Those who have their CBAP designation will fall into the prestigious category of “leading senior members of the BA community.” In addition to accessing a number of different benefits, such as demonstrated knowledge, marketability and employability, having this designation will help you land the job you want. Business analysts with CBAP certification earn an average salary that’s 13 percent higher than business analysts who don’t have their CBAP.
Business Analyst Skills
In addition to possessing the basic job qualifications, HR will be looking for candidates who have met various points on an analyst skills list. As most candidates will already have the necessary qualifications and the essential hard skills, sometimes it’s your soft skills that set you apart. But, first, which hard skills are the most important?
- Typically, an IT background, as business analysts need to decide what changes to tools, processes, services, software and hardware can be made, as well as other technological systems
- Data analysis
- Proficiency with numbers
- Data visualization
- Public speaking and reporting
- Ability to create conceptual prototypes
- Knowledge of business structure
- Ability to do stakeholder analysis
- Detail-oriented with emphasis on accuracy
- Ability to do costs benefits analysis
- Processes modeling
- Understanding of databases
- Analytical thinking
While businesses prioritize these skills, most companies prefer someone who is willing to learn quickly and work well with others versus someone who has years of experience but may be stuck in their way of doing things. These types of attributes, of course, come in the form of soft skills, and it’s important to make your soft skills just as desirable ‒ if not more ‒ than your hard skills.
- The ability to formulate trusting relationships quickly, especially with stakeholders
- Self-managing and self-starters, for example, being able to set your own deadlines on various projects
- Be able to take feedback, even if it’s harsh, and implement that feedback into something constructive
- The ability to work even when information is limited and goals aren’t yet determined or discussed
- The ability to work with others
- Organizational skills
- Communication skills, including presentation skills
- Listening skills
- The willingness to learn new systems quickly
- Confident, but also humble
What to Put for Analyst Skills on a Resume?
As you can see, to be a successful business analyst, many different types of hard skills and soft skills are necessary. Unfortunately, it’s impossible to list all these on one resume. So, how can you possibly decide which ones are best for HR to see?
The first step in helping you decide which skills to put on your resume (or, to highlight in your cover letter) is to make sure that you mention skills that the company specifically asked for in the job profile. Before they look at your soft skills, they’ll first want to check if your hard skills meet their requirements.
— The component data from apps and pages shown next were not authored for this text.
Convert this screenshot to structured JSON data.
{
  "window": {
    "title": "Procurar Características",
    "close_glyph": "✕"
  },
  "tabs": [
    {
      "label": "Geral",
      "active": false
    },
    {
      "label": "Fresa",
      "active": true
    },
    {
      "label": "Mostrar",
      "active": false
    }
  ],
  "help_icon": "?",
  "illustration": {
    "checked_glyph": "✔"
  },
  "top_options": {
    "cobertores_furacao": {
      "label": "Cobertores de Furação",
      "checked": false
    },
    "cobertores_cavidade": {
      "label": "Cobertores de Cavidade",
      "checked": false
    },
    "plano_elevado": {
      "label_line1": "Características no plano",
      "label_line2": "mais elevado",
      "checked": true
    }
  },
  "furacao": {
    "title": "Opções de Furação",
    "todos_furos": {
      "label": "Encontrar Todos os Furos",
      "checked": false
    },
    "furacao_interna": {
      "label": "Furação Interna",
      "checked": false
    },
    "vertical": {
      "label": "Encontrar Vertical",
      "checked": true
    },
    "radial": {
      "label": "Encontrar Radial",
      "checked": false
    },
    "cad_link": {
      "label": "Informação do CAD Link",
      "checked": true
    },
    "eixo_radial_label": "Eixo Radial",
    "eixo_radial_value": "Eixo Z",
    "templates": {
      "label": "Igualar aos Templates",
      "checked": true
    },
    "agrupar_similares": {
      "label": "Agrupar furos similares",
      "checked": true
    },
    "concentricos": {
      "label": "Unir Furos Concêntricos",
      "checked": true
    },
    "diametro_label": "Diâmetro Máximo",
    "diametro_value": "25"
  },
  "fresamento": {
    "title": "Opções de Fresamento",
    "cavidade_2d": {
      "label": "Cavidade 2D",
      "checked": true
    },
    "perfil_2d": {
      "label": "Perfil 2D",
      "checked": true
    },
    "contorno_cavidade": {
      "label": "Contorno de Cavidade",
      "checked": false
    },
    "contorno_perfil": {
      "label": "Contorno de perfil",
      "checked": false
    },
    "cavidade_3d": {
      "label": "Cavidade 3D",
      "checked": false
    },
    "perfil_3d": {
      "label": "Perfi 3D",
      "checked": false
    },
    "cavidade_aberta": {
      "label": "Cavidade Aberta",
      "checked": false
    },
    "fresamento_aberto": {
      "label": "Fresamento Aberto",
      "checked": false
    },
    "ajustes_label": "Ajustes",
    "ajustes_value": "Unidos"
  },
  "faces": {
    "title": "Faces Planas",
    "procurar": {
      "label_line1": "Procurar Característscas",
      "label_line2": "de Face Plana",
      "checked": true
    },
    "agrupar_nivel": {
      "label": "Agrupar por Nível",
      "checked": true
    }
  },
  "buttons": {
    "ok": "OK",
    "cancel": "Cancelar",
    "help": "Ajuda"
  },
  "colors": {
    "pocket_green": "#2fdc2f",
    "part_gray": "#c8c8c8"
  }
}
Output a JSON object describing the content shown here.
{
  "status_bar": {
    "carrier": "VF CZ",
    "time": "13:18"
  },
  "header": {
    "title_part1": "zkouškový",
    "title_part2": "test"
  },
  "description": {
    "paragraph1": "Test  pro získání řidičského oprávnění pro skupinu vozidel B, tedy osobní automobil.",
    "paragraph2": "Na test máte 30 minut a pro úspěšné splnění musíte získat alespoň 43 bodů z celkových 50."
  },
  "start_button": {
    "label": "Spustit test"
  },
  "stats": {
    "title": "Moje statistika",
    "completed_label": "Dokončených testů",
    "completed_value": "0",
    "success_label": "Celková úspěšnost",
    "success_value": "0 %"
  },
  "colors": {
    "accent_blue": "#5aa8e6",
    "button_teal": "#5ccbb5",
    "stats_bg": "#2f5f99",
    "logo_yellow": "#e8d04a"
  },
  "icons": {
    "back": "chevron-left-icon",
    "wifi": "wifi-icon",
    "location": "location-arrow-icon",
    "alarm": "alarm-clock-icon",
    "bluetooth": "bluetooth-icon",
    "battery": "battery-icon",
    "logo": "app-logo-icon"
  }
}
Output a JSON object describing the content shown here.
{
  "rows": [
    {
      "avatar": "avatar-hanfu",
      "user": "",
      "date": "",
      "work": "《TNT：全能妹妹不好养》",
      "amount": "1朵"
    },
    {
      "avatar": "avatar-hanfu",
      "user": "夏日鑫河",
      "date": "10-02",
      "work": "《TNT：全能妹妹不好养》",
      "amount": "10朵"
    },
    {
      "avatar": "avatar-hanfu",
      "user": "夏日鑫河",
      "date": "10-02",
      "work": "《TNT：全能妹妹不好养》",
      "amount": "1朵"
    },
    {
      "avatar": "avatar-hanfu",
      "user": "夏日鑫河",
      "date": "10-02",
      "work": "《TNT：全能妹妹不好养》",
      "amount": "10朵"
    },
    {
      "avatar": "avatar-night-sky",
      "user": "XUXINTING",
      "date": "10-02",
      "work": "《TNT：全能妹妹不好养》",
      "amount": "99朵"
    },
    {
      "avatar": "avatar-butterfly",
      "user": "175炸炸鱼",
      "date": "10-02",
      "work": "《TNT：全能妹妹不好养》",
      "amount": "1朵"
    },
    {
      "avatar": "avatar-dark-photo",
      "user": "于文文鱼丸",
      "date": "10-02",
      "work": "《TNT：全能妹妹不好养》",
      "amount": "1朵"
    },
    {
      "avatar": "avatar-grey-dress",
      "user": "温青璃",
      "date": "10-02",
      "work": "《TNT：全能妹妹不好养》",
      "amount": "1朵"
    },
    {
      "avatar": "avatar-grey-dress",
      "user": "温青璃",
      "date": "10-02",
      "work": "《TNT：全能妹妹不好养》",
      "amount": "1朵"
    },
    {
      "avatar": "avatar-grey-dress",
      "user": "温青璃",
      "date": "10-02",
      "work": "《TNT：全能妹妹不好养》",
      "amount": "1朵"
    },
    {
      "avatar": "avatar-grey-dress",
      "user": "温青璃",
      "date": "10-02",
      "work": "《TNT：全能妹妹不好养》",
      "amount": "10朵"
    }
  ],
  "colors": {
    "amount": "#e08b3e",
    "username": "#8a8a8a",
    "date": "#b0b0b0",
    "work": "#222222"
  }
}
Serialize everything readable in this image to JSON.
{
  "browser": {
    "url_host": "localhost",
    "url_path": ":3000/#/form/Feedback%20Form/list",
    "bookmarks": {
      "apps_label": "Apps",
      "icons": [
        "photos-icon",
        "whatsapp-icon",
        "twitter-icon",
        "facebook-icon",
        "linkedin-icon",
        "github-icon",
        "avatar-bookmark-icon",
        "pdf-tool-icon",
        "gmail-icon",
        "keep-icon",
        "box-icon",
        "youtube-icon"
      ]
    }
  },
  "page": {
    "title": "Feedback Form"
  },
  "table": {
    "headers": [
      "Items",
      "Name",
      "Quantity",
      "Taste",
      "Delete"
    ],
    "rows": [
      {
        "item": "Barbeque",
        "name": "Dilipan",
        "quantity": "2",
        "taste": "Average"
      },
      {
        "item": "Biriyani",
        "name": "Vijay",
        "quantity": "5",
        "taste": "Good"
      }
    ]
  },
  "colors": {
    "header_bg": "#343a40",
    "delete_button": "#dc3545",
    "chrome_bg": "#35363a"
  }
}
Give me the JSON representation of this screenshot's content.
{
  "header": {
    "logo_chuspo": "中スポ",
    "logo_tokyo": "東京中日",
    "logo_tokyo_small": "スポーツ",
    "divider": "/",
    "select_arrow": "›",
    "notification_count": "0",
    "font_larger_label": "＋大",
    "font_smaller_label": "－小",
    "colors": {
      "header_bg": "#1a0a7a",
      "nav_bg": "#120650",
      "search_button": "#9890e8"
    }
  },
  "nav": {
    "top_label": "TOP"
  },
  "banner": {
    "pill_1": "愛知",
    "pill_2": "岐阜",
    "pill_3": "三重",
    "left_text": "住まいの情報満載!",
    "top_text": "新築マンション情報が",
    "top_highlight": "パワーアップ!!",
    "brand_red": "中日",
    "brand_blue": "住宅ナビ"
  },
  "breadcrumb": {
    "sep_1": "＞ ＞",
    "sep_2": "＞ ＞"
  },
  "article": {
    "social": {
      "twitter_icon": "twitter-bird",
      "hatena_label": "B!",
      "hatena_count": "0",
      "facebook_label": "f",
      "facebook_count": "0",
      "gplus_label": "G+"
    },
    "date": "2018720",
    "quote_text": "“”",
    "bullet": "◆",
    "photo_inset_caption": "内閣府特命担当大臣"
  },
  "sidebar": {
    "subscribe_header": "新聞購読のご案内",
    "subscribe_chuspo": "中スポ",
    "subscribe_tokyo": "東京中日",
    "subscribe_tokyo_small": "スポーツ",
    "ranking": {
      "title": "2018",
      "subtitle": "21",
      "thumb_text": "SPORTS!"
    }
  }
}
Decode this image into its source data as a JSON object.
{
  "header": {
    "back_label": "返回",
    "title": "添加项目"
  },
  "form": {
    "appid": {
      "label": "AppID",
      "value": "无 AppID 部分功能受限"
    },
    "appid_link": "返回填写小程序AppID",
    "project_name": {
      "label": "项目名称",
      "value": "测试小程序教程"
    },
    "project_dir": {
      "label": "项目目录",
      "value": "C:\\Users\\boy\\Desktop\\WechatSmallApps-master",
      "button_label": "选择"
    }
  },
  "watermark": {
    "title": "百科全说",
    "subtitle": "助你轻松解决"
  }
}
To choose the appropriate soft skills for your business analyst resume, read up on the company’s culture and mission statement to get a sense of what type of employees they like. This can help you gauge the kind of person they’re looking for and which skills they value most.
While this type of career path is competitive, being able to emphasize your strengths will give you a leg up on the competition.
- Bridging-the-Gap: What Business Analyst Skills are Important for a New BA?
- CIO.com: What is a Business Analyst?
- BA Times: Nine Key Skills That Every Good Business Analyst Needs
- IIBA.org: Certified Business Analysis Professional (CBAP)
- Villanovau.com: Business Analyst Job Description
- Villanovau.com: Necessary Skills of a Business Analyst
- Indeed.com: Business Analyst Salaries in the United States
- Monster: Business Analyst Resume Sample